Definition

Graphic design is an umbrella term for the process of creating visual communication utilising photography, illustration, typography among other skillsets. Graphic design is often used as a stand-alone term, but is technically considered to be a subset of communications.

Our Approach

As a team, we have amassed a wealth of design knowledge and skill over our combined years in digital advertising and marketing industries. Good, original design is an essential component in any communications, especially in digital settings. Good visuals will make people more likely to be drawn to your content and it is something that cannot be neglected in any campaign. Images will often be people’s gateway to your content.

We don’t create designs in isolation. We apply our knowledge across the digital sector to create designs that generate the response you’re looking for. It is very easy to write long, winding sentences about creativity. Just being creative is not enough. What we do best at Terrier, is regularly updating and adjusting our clients’ channels to see what works best. We are continually gauging and analysing customer responses to the smallest details and changes.

Combining our creativity with this analytic approach to whether our content could be further improved allows us, as an agency, to gauge what is best. We constantly evolve our work to reflect what the target audience wants rather than pointlessly holding onto old methods.

What’s Next for Graphic Design?

The future is responsive. Responsive design is fast becoming a given in the industry, but we only see it growing. Responsive design currently means design that responds to size and platform, that’s about it. With the ever-increasing number of picture and video hosting platforms, responsive design is going to become even more important going forward. This is especially the case with these platforms being accessible on many different sized devices. The responsive designs of the future may well respond to feelings, demographics, locations, times.

In conjunction with this, data will become increasingly visualised – and graphic designers will be leading the charge. Sites like Pinterest and Tumblr have found huge success with their brick-like usage of image blocking. Beyond making for attractive websites, image blocking content can work across platforms without the hassle of having text; no formatting, no paragraphing.
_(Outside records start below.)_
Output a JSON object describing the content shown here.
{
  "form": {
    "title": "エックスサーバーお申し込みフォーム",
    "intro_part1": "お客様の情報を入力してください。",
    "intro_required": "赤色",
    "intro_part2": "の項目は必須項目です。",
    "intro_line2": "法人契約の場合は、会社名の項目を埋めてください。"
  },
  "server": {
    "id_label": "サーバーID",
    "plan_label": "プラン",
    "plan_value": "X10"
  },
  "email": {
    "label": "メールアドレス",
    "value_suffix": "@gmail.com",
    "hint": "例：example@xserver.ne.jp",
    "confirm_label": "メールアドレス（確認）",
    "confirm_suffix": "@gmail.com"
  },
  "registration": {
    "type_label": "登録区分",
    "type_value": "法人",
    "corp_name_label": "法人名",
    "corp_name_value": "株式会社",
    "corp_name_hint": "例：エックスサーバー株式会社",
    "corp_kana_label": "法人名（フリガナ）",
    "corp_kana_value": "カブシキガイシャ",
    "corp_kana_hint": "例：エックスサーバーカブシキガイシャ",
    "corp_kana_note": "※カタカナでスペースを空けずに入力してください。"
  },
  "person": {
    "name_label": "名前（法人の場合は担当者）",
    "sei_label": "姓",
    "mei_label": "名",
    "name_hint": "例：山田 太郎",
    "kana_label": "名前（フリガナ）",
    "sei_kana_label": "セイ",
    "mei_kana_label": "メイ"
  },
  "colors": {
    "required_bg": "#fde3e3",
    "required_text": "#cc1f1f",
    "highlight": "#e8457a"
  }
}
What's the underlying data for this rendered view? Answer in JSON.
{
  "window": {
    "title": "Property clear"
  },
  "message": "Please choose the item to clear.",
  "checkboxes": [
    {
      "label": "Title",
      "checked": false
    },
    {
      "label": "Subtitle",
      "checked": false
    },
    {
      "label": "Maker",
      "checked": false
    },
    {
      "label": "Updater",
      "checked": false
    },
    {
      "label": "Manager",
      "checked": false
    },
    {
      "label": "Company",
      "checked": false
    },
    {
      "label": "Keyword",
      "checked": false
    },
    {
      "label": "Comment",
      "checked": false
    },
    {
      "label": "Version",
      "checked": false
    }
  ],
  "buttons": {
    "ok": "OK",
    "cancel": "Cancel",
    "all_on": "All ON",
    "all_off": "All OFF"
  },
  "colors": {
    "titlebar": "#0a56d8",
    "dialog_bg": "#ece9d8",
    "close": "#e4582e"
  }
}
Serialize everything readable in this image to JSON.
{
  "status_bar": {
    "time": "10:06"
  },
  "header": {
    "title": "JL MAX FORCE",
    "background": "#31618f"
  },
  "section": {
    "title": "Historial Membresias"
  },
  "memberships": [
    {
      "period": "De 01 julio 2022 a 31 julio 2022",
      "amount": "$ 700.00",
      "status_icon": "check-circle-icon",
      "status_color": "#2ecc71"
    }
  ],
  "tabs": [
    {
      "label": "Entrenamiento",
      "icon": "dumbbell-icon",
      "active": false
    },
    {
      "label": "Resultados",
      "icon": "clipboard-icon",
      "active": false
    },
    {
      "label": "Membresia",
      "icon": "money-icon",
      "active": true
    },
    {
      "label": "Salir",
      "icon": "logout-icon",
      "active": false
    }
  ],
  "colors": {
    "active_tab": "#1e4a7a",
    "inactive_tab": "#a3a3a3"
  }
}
Plus, the ever-growing importance of video content in regards to search engine performance and audience engagement goes hand in hand with image-blocking.

Graphic design will become increasingly post-lingual as our attention spans shorten.